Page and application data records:

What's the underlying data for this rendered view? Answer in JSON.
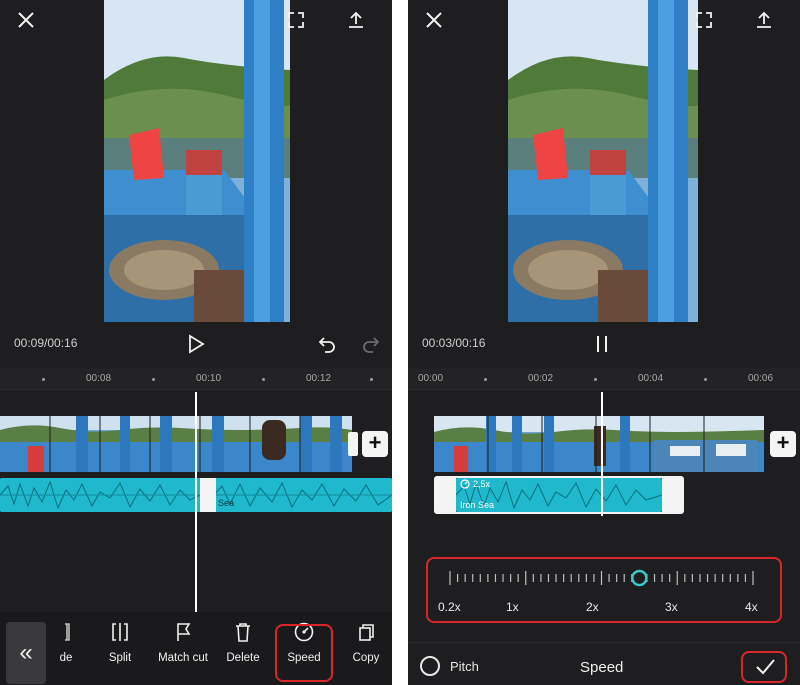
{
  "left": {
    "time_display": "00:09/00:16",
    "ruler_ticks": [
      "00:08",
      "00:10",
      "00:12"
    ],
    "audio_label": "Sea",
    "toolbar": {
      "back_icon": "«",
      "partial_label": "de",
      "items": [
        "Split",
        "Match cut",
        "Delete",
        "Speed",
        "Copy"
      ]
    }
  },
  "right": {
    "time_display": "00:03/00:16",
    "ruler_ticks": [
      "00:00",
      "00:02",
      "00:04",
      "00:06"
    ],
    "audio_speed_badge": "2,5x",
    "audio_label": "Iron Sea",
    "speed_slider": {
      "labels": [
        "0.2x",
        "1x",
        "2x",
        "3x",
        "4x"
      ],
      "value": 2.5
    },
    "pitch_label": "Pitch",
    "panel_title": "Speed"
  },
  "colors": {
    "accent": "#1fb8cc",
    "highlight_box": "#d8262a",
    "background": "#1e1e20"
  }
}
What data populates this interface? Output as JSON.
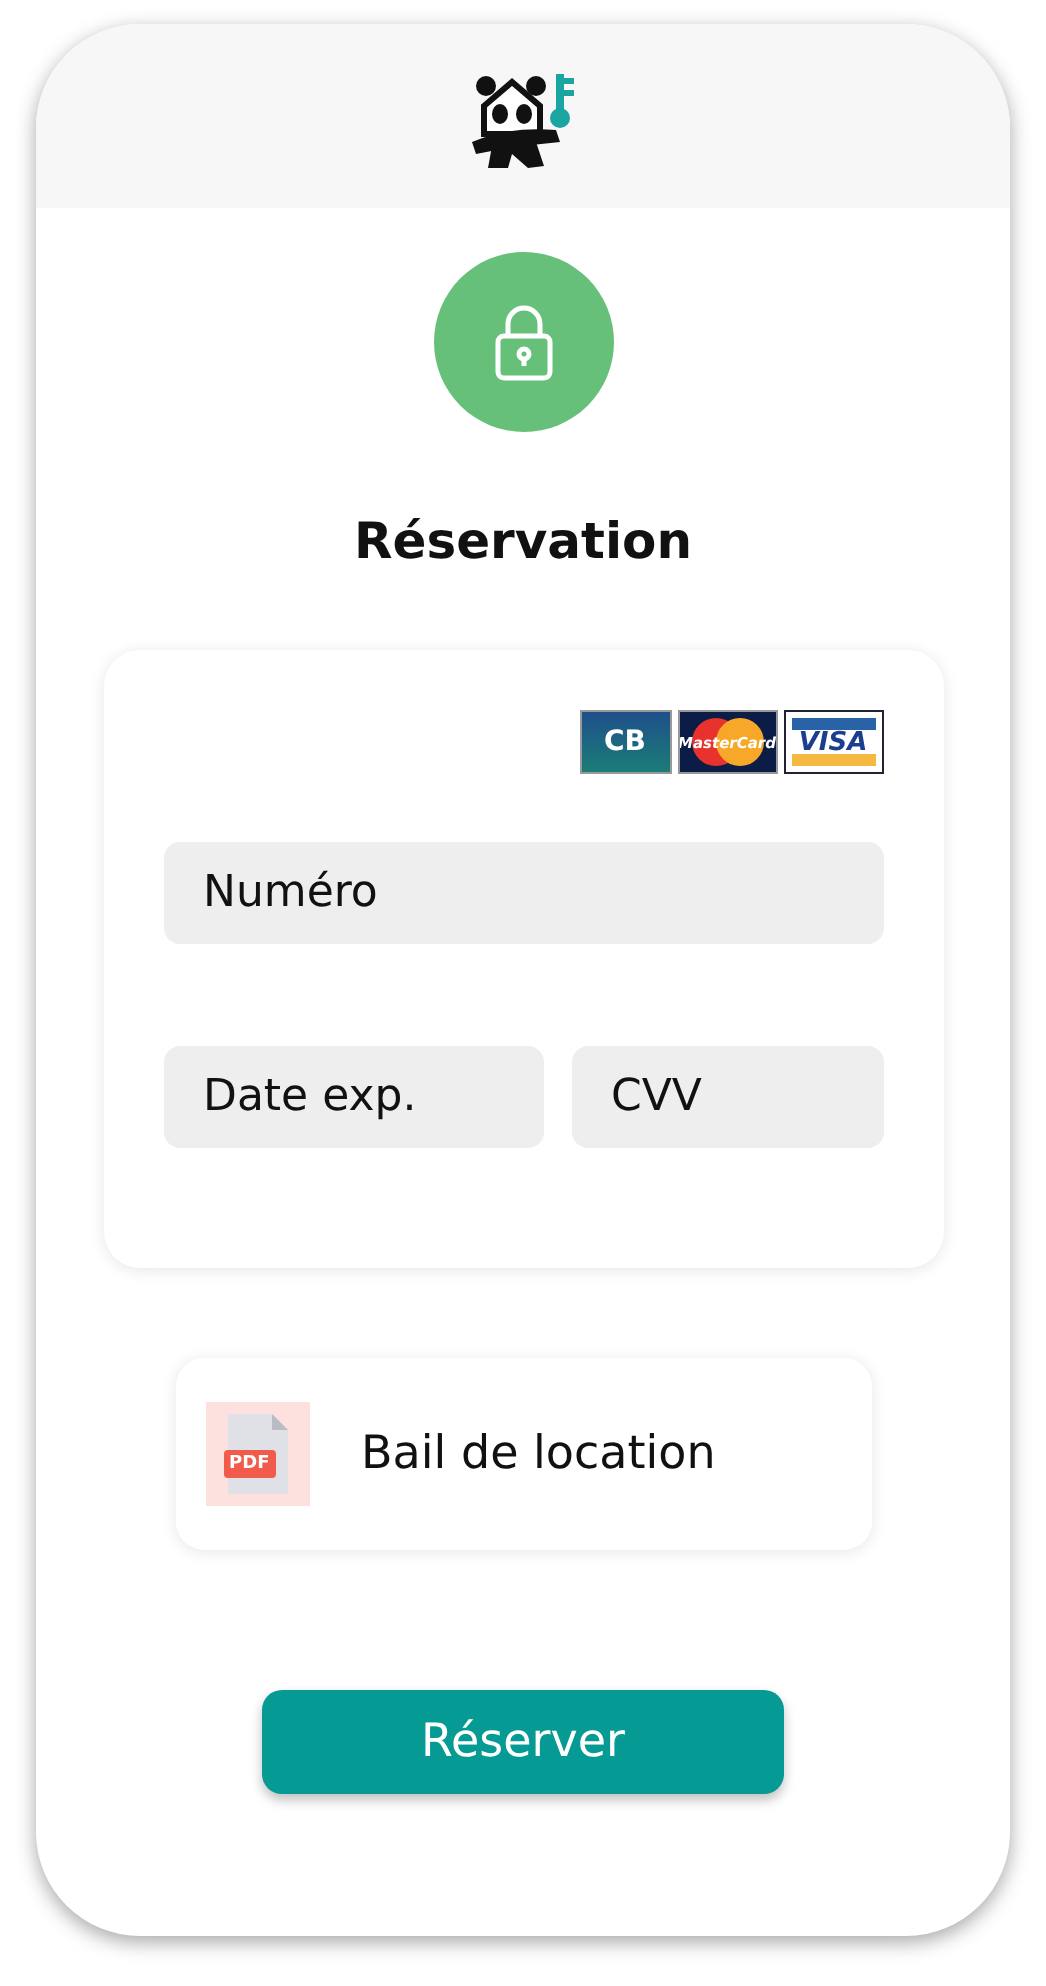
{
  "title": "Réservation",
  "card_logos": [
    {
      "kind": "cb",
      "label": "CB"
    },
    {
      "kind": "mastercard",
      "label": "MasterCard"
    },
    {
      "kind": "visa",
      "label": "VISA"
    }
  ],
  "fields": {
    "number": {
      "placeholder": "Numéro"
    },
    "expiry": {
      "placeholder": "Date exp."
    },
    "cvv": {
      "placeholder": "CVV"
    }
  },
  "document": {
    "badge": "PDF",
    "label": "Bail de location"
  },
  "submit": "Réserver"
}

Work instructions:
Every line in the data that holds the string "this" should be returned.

Exercise solution:
What's the underlying data for this rendered view? Answer in JSON.
What data populates this interface? Output as JSON.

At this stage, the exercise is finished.